■ WHAT IS BEING ASKED
Throughout the listing that follows, find each line with the word "более" and copy it.
= Beginning of Section =
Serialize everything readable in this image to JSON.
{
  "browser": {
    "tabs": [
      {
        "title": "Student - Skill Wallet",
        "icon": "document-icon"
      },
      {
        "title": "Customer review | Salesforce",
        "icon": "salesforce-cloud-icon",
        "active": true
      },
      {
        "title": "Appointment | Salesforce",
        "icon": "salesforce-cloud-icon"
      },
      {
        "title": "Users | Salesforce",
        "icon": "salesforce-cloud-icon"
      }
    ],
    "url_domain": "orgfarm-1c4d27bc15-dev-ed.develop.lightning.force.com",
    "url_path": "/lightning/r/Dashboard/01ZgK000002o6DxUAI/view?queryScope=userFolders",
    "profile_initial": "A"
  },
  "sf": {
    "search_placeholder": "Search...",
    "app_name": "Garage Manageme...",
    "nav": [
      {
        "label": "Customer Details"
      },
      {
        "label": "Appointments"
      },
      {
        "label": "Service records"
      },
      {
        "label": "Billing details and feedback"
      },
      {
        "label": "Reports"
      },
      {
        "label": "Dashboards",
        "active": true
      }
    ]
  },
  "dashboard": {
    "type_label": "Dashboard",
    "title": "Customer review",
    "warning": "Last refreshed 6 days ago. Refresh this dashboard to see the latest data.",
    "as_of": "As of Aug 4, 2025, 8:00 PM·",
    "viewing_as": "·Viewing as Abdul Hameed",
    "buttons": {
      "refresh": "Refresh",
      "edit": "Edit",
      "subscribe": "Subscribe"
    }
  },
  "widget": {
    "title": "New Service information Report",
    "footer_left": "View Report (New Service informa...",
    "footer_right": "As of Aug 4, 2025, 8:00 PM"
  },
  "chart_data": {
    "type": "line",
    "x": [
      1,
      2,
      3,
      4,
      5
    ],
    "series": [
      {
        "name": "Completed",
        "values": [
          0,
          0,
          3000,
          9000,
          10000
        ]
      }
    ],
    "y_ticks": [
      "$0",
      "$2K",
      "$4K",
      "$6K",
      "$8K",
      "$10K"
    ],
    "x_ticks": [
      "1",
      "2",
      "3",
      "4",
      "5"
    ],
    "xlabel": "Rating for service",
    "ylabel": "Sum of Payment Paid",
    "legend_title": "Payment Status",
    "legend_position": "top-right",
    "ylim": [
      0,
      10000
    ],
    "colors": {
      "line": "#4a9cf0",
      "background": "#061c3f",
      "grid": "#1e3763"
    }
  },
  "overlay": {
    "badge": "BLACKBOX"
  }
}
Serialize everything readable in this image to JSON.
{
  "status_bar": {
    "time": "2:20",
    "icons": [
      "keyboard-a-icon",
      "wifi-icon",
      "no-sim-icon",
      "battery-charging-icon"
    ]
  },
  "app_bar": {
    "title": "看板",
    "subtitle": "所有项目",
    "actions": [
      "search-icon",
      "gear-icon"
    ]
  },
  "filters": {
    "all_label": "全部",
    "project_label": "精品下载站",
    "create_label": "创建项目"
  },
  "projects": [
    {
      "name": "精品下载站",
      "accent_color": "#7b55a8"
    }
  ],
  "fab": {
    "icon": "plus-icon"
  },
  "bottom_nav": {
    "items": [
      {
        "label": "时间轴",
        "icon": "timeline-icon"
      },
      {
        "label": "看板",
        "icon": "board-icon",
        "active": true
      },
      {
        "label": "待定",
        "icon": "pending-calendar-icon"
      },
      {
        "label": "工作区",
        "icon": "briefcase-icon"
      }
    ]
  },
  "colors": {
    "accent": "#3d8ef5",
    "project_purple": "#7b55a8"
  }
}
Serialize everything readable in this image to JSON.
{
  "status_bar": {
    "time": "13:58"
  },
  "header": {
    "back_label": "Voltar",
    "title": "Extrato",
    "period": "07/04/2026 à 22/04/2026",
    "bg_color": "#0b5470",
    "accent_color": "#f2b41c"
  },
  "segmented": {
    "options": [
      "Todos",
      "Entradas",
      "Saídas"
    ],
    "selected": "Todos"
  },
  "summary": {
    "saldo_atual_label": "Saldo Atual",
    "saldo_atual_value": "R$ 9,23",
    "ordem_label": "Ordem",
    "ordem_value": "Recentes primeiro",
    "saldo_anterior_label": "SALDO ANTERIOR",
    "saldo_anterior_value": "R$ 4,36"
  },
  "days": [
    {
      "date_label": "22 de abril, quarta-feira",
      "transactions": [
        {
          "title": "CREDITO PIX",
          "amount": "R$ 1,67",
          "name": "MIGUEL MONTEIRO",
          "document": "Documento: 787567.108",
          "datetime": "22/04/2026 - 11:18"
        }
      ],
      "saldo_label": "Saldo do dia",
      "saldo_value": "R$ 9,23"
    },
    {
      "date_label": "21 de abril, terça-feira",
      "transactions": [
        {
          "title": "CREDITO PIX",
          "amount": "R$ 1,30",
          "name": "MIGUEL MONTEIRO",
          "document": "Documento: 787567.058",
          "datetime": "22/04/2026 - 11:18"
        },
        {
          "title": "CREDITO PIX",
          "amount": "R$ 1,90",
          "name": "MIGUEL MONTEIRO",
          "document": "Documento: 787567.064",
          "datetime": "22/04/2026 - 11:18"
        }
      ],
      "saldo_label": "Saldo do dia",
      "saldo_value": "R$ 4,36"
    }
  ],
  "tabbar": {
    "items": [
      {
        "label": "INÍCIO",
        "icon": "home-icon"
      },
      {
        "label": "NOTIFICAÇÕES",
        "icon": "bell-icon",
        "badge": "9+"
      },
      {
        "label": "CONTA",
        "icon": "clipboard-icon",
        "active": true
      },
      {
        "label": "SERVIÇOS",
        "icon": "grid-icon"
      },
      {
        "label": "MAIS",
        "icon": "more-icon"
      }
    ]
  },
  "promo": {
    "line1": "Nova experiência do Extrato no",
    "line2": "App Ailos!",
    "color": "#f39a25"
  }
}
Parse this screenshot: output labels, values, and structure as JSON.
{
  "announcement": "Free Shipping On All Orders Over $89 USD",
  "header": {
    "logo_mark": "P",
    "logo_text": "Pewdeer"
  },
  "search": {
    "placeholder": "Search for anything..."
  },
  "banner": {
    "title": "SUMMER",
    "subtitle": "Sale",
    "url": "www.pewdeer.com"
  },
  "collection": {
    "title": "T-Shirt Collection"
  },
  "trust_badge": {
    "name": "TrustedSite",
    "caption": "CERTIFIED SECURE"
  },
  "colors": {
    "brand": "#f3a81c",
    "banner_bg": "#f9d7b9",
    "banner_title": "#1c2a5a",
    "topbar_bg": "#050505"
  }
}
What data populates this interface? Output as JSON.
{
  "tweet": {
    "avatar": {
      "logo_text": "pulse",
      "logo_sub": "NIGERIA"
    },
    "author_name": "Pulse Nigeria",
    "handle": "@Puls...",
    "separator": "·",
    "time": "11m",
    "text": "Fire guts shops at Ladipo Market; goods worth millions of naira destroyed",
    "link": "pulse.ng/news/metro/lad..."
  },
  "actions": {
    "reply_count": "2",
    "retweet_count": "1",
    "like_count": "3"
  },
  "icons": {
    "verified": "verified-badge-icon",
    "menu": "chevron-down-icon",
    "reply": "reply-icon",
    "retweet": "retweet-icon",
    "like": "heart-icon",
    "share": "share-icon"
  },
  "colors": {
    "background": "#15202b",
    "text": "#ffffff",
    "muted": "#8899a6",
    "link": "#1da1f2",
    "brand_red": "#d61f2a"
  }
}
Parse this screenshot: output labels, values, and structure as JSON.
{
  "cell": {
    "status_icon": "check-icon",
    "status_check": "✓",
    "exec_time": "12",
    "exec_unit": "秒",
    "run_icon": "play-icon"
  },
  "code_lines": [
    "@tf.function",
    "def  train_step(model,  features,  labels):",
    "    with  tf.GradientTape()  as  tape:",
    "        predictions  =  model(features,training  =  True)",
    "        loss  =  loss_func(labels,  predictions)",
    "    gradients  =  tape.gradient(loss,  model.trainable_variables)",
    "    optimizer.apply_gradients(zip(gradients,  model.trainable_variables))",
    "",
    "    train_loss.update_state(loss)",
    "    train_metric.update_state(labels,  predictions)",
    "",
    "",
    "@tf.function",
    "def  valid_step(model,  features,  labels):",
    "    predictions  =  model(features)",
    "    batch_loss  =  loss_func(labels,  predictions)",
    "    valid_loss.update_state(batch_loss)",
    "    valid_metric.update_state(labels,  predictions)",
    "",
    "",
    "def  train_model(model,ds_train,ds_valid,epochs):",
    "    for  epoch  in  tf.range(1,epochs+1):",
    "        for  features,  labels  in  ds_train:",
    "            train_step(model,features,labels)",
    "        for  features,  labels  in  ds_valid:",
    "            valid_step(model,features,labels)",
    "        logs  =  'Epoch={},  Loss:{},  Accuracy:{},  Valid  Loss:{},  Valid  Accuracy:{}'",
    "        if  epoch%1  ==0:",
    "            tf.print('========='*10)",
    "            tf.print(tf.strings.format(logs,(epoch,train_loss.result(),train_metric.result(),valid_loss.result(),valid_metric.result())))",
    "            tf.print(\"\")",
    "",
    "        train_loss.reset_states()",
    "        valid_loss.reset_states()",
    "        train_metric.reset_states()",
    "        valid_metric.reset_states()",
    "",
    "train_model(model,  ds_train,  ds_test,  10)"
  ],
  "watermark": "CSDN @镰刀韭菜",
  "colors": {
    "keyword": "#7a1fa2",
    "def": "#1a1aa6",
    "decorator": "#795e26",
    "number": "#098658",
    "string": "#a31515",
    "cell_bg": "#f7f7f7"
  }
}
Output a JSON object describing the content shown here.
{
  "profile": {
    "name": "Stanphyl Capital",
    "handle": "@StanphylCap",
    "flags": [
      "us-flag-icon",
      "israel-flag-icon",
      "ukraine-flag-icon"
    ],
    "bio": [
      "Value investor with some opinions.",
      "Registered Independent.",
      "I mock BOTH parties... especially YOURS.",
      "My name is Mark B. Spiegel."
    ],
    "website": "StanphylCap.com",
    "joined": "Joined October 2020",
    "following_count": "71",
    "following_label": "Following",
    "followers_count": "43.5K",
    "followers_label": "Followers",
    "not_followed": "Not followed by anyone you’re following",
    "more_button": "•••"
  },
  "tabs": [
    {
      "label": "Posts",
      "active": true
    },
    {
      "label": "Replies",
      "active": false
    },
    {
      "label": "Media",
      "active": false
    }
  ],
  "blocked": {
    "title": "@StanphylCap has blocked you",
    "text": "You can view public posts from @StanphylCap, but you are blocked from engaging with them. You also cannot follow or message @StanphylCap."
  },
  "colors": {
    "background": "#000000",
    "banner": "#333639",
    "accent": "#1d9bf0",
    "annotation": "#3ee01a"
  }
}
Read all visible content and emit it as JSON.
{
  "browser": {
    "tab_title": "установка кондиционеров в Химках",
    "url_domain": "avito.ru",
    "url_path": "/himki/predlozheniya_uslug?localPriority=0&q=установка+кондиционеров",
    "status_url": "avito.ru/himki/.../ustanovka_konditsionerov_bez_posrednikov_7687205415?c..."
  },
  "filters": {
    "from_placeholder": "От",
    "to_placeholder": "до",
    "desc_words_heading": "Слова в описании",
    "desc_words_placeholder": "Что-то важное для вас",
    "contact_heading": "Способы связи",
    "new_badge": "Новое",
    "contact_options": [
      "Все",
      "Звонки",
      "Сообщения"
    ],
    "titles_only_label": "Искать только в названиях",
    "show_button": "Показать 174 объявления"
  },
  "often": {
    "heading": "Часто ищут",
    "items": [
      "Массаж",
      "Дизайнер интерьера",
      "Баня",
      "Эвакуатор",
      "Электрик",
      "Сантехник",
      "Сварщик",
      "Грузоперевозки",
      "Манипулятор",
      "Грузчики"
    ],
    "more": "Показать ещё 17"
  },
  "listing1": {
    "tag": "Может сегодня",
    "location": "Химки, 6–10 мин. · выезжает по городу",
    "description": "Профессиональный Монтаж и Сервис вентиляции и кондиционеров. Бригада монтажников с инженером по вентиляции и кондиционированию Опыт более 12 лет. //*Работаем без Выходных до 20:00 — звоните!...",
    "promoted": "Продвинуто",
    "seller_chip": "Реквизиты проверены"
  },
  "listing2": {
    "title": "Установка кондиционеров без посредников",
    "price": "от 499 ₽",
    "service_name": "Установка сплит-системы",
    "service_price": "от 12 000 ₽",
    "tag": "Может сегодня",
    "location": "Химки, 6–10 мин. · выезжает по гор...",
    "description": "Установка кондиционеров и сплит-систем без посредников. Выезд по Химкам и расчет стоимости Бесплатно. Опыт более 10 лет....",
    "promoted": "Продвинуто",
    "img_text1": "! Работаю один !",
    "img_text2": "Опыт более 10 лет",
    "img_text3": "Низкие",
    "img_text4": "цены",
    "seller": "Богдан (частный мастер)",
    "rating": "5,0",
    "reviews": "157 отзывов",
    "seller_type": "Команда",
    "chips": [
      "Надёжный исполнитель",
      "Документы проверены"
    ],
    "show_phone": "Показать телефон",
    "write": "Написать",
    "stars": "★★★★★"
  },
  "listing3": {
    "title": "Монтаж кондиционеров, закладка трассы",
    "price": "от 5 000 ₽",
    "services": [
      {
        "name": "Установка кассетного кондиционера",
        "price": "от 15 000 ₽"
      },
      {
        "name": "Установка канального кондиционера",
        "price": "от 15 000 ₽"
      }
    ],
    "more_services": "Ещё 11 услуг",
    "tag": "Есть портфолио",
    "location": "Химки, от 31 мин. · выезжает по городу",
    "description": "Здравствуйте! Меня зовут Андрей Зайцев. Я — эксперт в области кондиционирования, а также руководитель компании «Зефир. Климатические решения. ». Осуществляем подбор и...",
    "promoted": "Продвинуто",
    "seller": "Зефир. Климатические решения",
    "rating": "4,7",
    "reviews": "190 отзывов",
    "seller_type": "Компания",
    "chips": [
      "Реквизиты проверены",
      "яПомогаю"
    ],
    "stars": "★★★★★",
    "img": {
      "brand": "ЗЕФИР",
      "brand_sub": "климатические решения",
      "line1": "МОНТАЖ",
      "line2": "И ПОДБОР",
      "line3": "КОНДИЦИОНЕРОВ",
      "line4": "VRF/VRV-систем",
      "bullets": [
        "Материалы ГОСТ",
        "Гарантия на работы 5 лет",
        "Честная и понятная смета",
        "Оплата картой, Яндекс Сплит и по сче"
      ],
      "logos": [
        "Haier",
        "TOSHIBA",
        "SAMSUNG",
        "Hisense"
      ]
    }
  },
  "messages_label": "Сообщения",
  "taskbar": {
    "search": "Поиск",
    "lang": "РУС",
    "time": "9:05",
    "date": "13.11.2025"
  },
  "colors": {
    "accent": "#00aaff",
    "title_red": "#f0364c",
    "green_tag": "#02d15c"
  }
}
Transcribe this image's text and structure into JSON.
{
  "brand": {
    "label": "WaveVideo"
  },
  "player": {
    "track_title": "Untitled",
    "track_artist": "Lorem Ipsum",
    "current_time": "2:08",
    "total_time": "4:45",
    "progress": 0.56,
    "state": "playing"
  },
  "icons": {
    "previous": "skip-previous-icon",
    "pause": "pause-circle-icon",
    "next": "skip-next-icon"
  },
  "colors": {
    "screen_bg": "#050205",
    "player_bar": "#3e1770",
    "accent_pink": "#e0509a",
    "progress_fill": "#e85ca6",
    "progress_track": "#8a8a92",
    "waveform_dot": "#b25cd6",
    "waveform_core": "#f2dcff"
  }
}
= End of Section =
■ ANSWER BOX
    "description": "Профессиональный Монтаж и Сервис вентиляции и кондиционеров. Бригада монтажников с инженером по вентиляции и кондиционированию Опыт более 12 лет. //*Работаем без Выходных до 20:00 — звоните!...",
    "description": "Установка кондиционеров и сплит-систем без посредников. Выезд по Химкам и расчет стоимости Бесплатно. Опыт более 10 лет....",
    "img_text2": "Опыт более 10 лет",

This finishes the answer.